Dioptase - Encyclopedia

    Class : Silicate
    Subclass : Cyclosilicate
    Crystal system : Trigonal
    Chemistry : CuSiO3 . H2O
    Rarity : Rare

Formerly confused with emerald because of its intense bluish green color, it has been defined and discovered by René Just Haüy. Dioptase comes from ancient Greek "dia" (through) and "optadzo" (vision) because its cleavages can be seen simply by transparency within crystals. It is a mineral species highly prized by collectors from around the World. It occurs in the oxidation zones of copper deposits under hot climates. Crystals are often elongated rhombohedrons vertically striated and more rarely scalenohedrons. Because of its low hardness and its easy cleavage, it is not very present in the jewelery sector, although faceted specimens were cut, they are often destined for collection.

Dioptase in the World

The best deposits are located in Central Africa, especially in Congo and in Democratic Republic of Congo where crystals up to 8 by 2 cm lining geodes in chrysocolla. Namibia also provides superb crystals up to 5 cm in Tsumeb Mine on white calcite, or quartz in Kaokoland. The largest known crystals exceed 15 cm and come from Angola, these are not a pleasing look. Beautiful crystals are also found in Kazakhstan and in several copper mines of Arizona as Mammoth-Saint Anthony Mine, where it can sometimes be associated with wulfenite (see picture in margin).

Dioptase in France

In France dioptase is anecdotal, it occurs in microcrystals in uraninite veins in red Permian clay schists, the deposit is located about 7 km south / southeast from Lodève in Hérault.


There is a twinning plane for dioptase, however the samples are extremely rare.

Fakes and scams

Among the scams listed for this mineral, there are some assemblages, see our article about this on the subject: "assemblages".

Hardness : 5
Density : 3,38 to 3,35
Fracture : Conchoidale
Trace : Green

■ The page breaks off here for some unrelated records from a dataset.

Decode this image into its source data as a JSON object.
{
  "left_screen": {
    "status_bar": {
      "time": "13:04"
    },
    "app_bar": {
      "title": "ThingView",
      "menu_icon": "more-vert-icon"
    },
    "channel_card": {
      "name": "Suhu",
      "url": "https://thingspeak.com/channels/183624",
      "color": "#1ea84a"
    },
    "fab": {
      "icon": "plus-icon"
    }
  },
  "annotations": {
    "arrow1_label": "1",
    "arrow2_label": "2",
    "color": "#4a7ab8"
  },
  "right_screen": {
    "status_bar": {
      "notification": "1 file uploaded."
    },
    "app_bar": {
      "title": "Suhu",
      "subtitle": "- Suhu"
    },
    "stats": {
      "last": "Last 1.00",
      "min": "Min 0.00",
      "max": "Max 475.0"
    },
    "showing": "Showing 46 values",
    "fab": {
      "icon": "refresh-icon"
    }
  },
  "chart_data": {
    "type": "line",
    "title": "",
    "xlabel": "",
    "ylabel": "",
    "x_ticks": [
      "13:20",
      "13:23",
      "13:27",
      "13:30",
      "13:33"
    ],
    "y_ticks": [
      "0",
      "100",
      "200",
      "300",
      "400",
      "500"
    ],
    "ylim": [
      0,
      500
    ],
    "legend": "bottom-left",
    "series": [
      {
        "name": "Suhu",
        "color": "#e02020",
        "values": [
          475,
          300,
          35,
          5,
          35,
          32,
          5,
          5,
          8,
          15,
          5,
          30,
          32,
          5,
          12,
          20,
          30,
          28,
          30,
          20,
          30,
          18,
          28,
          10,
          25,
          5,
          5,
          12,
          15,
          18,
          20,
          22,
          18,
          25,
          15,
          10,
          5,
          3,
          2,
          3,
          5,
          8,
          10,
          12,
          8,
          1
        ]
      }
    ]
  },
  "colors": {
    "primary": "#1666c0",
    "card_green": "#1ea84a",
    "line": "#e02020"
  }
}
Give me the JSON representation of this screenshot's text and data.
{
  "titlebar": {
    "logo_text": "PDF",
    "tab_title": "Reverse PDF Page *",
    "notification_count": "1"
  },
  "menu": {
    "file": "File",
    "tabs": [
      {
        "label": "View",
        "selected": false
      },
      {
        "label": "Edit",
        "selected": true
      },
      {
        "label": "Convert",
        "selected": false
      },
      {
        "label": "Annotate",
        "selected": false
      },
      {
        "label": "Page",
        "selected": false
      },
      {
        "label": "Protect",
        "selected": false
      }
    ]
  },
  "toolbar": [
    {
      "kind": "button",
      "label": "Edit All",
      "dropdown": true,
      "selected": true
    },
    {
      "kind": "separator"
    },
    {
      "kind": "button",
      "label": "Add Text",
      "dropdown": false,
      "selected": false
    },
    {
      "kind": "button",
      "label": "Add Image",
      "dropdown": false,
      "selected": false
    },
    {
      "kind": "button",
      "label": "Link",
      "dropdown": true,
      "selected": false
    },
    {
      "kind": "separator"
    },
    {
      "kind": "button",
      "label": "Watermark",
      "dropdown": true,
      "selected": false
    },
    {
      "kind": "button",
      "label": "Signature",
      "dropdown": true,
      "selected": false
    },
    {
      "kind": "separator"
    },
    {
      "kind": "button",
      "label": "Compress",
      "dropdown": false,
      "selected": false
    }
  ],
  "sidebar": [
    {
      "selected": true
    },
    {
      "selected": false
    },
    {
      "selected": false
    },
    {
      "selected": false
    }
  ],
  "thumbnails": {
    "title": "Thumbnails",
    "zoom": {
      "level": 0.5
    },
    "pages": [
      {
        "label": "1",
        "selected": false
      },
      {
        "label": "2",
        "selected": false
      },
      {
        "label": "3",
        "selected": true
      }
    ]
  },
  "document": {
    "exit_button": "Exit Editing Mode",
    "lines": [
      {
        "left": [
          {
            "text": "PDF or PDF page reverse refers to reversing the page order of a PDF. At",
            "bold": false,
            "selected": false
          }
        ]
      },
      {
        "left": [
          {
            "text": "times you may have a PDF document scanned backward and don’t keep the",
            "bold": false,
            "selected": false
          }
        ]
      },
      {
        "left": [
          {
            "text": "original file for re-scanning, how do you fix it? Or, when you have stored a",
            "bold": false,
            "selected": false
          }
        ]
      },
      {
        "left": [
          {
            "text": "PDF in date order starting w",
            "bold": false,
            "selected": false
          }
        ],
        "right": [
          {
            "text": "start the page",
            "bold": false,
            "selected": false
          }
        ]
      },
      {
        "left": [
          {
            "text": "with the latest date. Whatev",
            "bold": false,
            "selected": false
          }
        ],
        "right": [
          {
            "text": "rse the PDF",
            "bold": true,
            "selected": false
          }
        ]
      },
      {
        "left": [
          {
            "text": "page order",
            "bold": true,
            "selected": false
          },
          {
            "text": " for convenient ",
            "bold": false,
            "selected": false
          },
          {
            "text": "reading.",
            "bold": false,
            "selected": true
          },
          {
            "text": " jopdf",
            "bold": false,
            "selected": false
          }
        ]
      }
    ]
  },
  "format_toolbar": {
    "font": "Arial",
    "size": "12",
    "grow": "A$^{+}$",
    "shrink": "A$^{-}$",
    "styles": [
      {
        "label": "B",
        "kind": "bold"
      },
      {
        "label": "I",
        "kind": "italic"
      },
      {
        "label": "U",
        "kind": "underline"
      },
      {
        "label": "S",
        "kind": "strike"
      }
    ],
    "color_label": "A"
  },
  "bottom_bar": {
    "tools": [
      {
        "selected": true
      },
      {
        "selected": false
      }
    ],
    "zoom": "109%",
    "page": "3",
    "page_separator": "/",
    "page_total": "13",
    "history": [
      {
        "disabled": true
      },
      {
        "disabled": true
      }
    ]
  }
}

TP : Transparent to translucent
RI : 1,644 à 1,709
Birefringence :  0,051 to 0,053
Optical character : Uniaxial +
Pleochroism : Weak
Fluorescence : None

Solubility : Hydrochloric acid

Magnetism : None
Radioactivity : None